March 21

On Creative Writing

I’ve been keen to invest more time in creative writing for some time – and so this year, I thought I’d get back into it, having signed up for both LitReactor and a creative writing class.

As any Weight Watcher knows, these are really good ways to avoid prevarication. Having to present and discuss something forces you into action. And, as I’m fitting this in around work, family, reading and whatever time remains, that forced action has been an essential motivator to start the wheels turning.

So far, about a month or so in, I’ve enjoyed playing with dialogue, character and plotting out a story. Whilst there are some great articles on LitReactor (including some exclusive essays by Chuck Palahniuk on the craft of writing) it’s clear that there is no shortcut here. If I’m going to do it, then writing is the only way to improve.

Some things I’ve learned so far include:

  • Good writing is not just about sentence construction.
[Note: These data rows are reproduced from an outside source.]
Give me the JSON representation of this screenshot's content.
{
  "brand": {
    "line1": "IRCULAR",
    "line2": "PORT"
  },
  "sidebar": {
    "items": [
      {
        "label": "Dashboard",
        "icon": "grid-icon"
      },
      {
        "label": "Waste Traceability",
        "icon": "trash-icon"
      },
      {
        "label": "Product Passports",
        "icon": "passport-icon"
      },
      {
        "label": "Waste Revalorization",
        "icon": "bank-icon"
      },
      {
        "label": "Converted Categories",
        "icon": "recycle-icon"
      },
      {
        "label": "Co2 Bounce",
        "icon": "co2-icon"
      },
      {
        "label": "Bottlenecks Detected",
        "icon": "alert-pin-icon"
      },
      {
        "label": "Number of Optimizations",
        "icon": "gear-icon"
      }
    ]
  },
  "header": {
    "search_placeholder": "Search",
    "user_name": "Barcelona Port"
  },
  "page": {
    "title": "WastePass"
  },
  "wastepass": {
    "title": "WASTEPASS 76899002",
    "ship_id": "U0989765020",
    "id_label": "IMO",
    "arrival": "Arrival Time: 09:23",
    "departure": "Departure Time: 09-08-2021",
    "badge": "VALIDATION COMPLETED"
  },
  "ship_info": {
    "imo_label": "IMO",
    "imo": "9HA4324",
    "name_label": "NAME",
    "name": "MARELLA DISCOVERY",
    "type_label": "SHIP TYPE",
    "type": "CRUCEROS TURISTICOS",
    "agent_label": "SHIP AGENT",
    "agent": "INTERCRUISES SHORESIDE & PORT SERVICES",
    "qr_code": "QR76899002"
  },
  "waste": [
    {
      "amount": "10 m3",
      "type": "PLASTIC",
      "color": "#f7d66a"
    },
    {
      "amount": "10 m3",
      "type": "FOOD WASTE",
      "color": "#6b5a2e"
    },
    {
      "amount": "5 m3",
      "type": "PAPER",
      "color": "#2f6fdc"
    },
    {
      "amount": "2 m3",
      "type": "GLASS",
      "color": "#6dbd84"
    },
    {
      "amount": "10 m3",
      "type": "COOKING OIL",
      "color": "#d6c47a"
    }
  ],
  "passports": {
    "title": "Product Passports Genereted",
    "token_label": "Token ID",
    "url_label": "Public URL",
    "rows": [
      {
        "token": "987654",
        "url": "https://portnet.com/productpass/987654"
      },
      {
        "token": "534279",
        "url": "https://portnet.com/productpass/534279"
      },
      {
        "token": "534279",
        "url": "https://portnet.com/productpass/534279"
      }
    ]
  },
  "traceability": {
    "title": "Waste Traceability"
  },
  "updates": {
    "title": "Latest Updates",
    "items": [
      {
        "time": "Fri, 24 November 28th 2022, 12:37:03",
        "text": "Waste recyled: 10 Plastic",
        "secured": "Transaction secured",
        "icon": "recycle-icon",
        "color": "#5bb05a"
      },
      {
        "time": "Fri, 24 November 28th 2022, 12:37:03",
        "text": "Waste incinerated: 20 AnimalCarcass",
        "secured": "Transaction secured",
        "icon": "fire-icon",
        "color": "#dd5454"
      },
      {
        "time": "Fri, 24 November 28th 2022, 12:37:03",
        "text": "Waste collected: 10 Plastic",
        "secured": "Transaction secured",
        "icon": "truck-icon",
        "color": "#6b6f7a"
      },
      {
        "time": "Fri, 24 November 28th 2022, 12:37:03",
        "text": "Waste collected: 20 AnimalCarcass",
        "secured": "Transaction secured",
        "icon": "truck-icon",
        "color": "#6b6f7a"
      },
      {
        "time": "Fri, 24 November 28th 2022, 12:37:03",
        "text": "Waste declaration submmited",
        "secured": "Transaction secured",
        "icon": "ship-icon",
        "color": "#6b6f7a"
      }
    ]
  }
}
Of course, decent sentence construction is a pre-requisite for good writing – but there is a world of difference between a well structured sentence that clearly communicates an intended idea and a sequence of well structured sentences that gradually reveal a story.
  • Not all stories are good stories. In playing with plotting I surprised myself in, fairly quickly, arriving at a story that I’d written and then sequenced, in such as way that it worked within a traditional five act structure and even worked out what chapters might look like. That was a fun exercise – and I was 75% happy with the end result. However, I was also sure that this wasn’t a story that I wanted to tell. So, on the the next one…
  • Planting a gun is usually better than discovering a gun. Palahniuk talks about planting a gun as a means of burying an item or fact in the text, to be later returned to, discovered or revealed as a core plot point. However, I’ve just finished one book by a respected author – where a single character trait is returned to repeatedly throughout and it becomes jarring from about the third time onwards. So, I suggest that ‘guns’ should be buried subtly and authentically, if at all.
  • Writing in a different place or time is far harder than it looks. The urge to litter the text with pointers is strong, but of course results in a deeply inauthentic and overly specific outcome, which isn’t fun to read. So, work is required on this.

I thought I’d share two great images, that I found on a site called Electric Literature, last year, which visually demonstrate two mechanical concepts for creative writers.

Firstly, the difference between Natural and Dramatic scenes (expanded image here):


Also, a great pic illustrating interesting character arcs (expanded image here):


Finally, one of Chuck’s essays (behind the LitReactor paywall I’m afraid), encourages writers to eschew “thought” verbs in writing. Specifically he says: “In six seconds, you’ll hate me. But in six months, you’ll be a better writer. From this point forward – at least for the next half year – you may not use “thought” verbs. These include: Thinks, Knows, Understands, Realizes, Believes, Wants, Remembers, Imagines, Desires, and a hundred others you love to use. The list should also include: Loves and Hates.” Wow – that’s a very tall order. But, it’s a highly succinct way of converting the old tenet “show, don’t tell” into a useful writer’s rule, to the direct benefit of the end result.

Throughout all this, I’ve been wondering whether a better knowledge of the mechanics of story telling might affect my enjoyment of reading fiction. To date, that’s not the case – but I’m going to maintain a watching brief.

And finally, here’s a link that’s not behind the LitReactor paywall, with some hints and tips, again from Chuck.


Chuck Palahniuk